We must finish with Denikin at all costs before winter comes. A winter campaign, a burdensome campaign, would demand great sacrifices in blood and materiel. We must do all that we can to avoid a winter campaign. There is only one way to ensure this: doubling and trebling the vigour we throw into our campaigns in the summer and autumn. We must put three riflemen where now stands only one, and five cavalrymen where now a single trooper sits astride his horse. This is perfectly possible. We are not short of men. The mobilisation of 19-year-olds and a section of the 18 year olds, together with the influx of peasants who previously failed to present themselves for call-up, means that we have a mighty, almost inexhaustible source of reinforcements for our army.
But this, by itself, is not enough.
We need commanders. The men we need are available in large numbers in various civilian posts, and have hitherto been carefully preserved from mobilisation by various Soviet institutions. The decree of the Defence Council directs commanders to the place where they ought to be – the front. From now on, any resistance by local authorities, any attempt to keep back or to conceal any valuable, experienced military worker is the worst sort of sabotage.

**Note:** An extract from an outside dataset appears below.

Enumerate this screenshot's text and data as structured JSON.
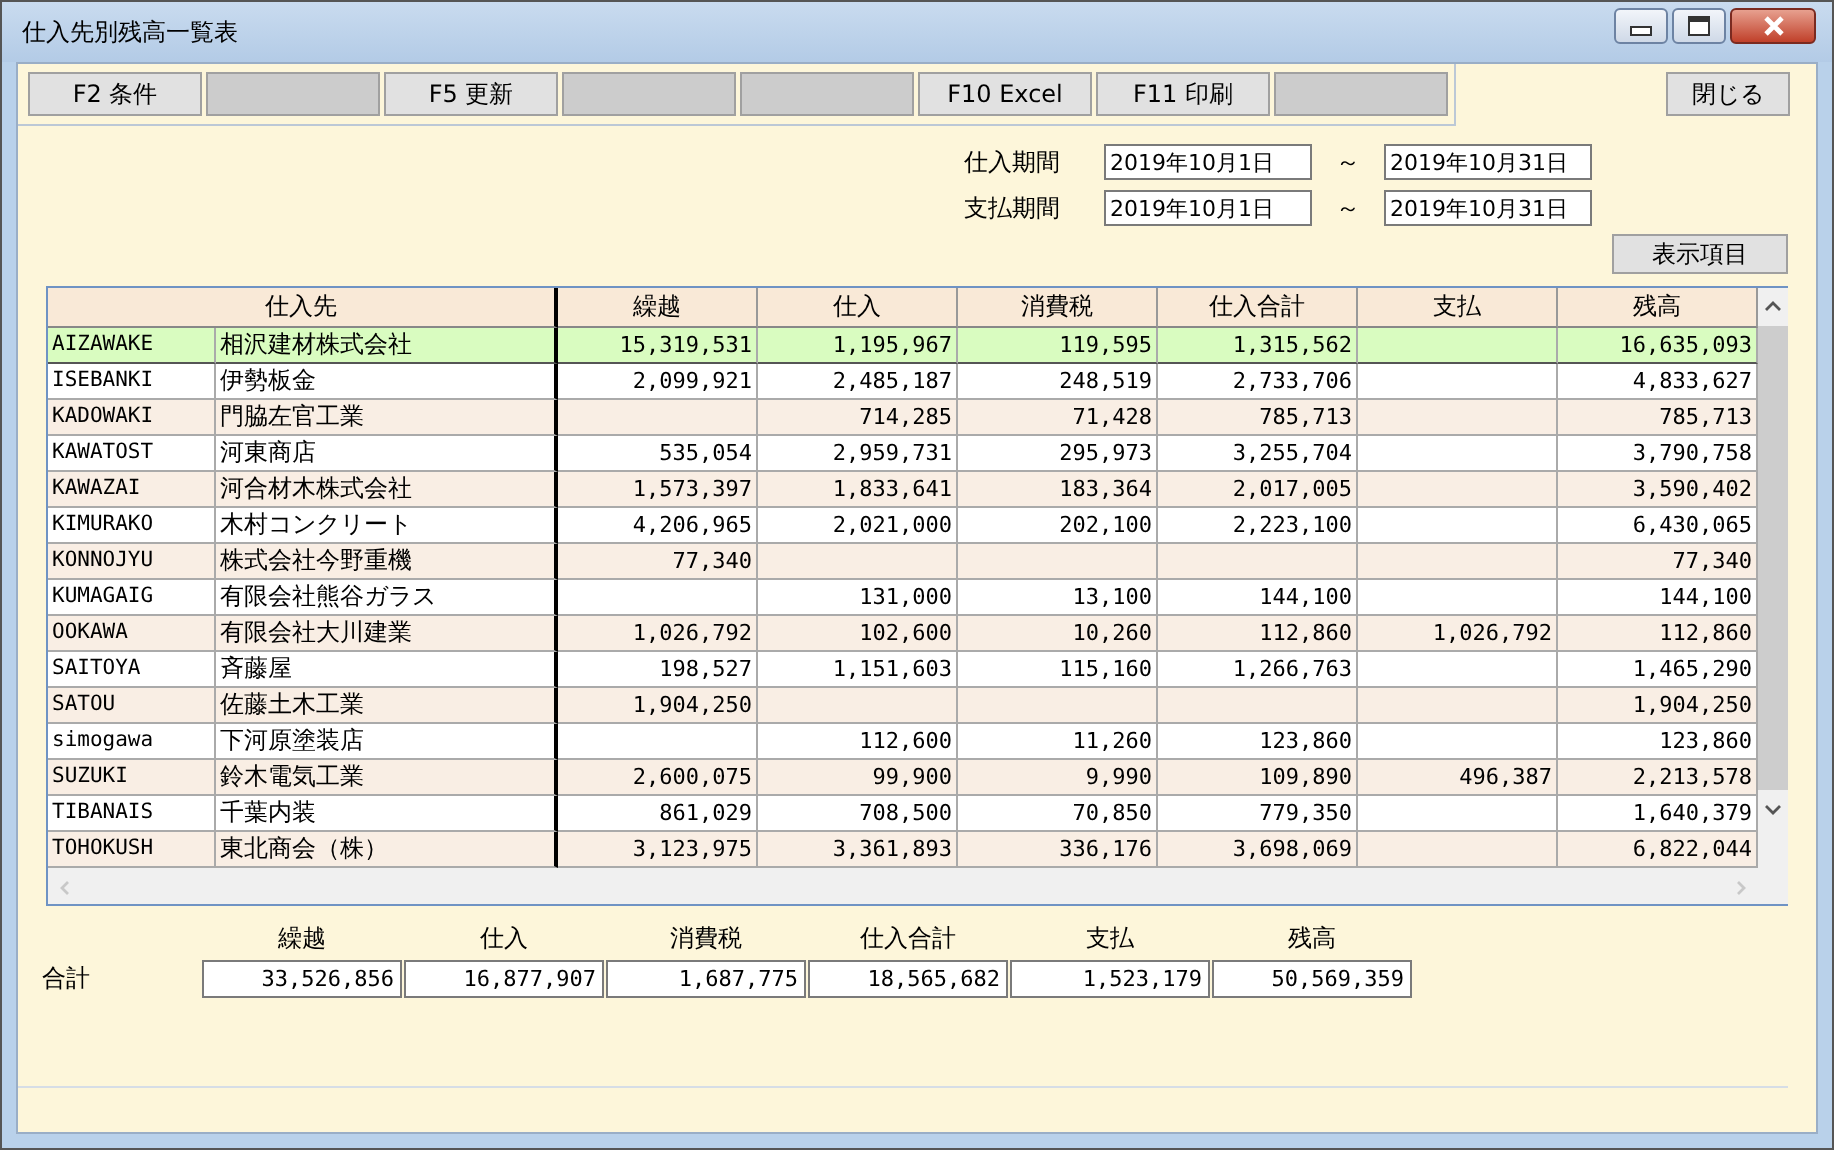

Besides officers of the old army we need new commanders. We must extend to the maximum the courses for training commanders. Here we most often come up against the question of accommodation. Local Soviet authorities frequently delay for months the opening or the extension of command courses on the pretext that the appropriate buildings are required for cultural purposes. Sometimes they keep their hands in this way on premises of the former Cadet Corps, which would be most suitable for the command courses. It would be hard to stigmatise strongly enough such short-sighted conduct. All cultural tasks now take second or third place in relation to the need to provide the Red Army with the thousand extra commanders it lacks. The shortage of commanders leads as often as not to our having temporarily to surrender to the enemy entire provinces, with all their cultural institutions and enterprises. No-one must presume to forget that Soviet Russia is an armed camp! Local Soviet institutions are now under orders, in the next few weeks, not only to provide the command courses with the most suitable accommodation, but also, generally, to ensure that these courses enjoy conditions, material and spiritual, such that the cadets may work at full stretch.
Supplies are needed. This is a fundamental question. We have to feed, clothe, shoe, equip and arm fresh hundreds of thousands of soldiers. All sources and means of supply must be mobilised and militarised. The country will, of course, suffer as a result. But it will suffer less than it would suffer from a long-drawn-out war. Mobilising a little, arming a little, fighting a little, proceeding ‘by little packets’, as the French say, is the most exhausting way of waging war. Gathering all forces, concentrating resources, focusing energy – that is the only proper way. In the last analysis it is this way that ensures the maximum economy of forces and resources, for it leads to decisive victory in the shortest possible time.
At the centre we have now achieved the necessary concentration of all organs and institutions of army supply. It is necessary that the local institutions fully co-operate with the centre in this respect. Boots, underwear, overcoats – to the front! Make as many overcoats, pairs of boots and sets of underwear as possible. More and more! Lorries, light cars, motor-cycles – to the front! Local Soviet institutions have a lot of horses. The army suffers from a tremendous shortage of them. Horses – to the front! All this will naturally have a serious effect on life and work in the localities. But only for a time. Later on, this will be repaid a hundred fold. We have to finish the war as soon as possible, so as to be able to transfer allour forces and allour resources to economic and cultural work.
War is a harsh and burdensome business. But since we have been forced to wage war, we must do this in the proper way, so as to bring the war to an end as soon as we can. We can’t pay on the instalment system for what war demands of us. We have to act at once, to buy it wholesale. Enough of the policy of ‘little packets’. We must ensure in time the utmost concentration of forces and resources. During this summer and autumn we must finish with Denikin. The first snow of winter must become the shroud of the counter-revolution on the Don and in North Caucasia.
July 16, 1919
Vozy station – Ponyri
[Ponyri is on the Kursk-Orel line, just inside the Ukraine.]
En Route, No.61
Last updated on: 22.12.2006